A topic rather closely allied to the fascinating subject of profit is that of fixed assets and their valuation. Fixed assets, although they do not affect the managers pocket so directly as current expenses and profits, do infiuence the entire economic history of the theatre by: providing the place and the means for making profits; and, accounting for the lions share of the expenses.

Fixed assets include: the building, in which the business is conducted; the equipment, which includes machinery, furniture and fixtures necessary for the efficient operation of the business. Their importance to the manager aside from their unquestioned necessity consists of their value. In this latter respect they exercise a tremendous influence on the fate of the business.

Evaluating the Theatre

At different times, exhibitors in discussions of financial matters, have agreed with the real estate experts that the value of a building can be more or less accurately determined by multiplying the monthly rental by a factor of 100 or 125. Thus, a theatre building with a rental of $1,000 per month would represent in round figures a value of $100,000 to $125,000.

The value of equipment is generally assumed to be not in excess of 20 to 25% of the value of the building and land; and probably tends towards the lower percentage as time increases the rate of depreciation.

Finally, the value of the business itself can be estimated to be 11 to 3 times the annual net profit, based on a 5 year period. In rare instances, when the theatre has an exceptional set-up and the outlook for the future is particularly bright, 4 times the annual net profit has been considered a just estimate. The following excerpt from a 1948 Variety report adds an interesting sidelight on evaluation of the business:

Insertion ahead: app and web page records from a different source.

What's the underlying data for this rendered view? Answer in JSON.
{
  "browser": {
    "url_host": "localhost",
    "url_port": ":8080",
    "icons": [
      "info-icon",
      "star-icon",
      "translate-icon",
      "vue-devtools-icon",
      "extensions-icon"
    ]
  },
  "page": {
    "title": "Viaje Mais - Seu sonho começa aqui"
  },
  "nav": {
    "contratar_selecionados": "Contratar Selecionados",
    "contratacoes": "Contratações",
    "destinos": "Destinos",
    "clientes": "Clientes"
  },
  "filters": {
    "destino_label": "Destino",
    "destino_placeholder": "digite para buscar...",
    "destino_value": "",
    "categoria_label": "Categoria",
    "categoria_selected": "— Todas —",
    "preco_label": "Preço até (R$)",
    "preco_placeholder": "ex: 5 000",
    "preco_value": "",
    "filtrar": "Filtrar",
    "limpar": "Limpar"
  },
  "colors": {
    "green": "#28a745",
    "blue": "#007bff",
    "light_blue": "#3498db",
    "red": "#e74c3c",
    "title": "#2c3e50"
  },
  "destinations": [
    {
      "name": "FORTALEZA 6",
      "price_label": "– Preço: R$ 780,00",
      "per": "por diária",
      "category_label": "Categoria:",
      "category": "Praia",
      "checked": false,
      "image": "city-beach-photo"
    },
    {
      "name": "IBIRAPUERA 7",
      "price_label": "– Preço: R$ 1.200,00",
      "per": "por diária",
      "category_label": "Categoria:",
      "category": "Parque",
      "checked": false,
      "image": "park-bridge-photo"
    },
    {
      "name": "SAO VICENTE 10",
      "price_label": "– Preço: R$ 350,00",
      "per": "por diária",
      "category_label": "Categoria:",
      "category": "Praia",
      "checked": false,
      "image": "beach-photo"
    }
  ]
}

"With the pressure on to close out partnership theatres attacked in the Government anti-trust action, Paramount has reportedly fixed a formula for price on a number of its circuits. Par is asking for the book value of the theatres plus three times the profit for
1948-49 Theatre Catalog, 7th Edition, Page 516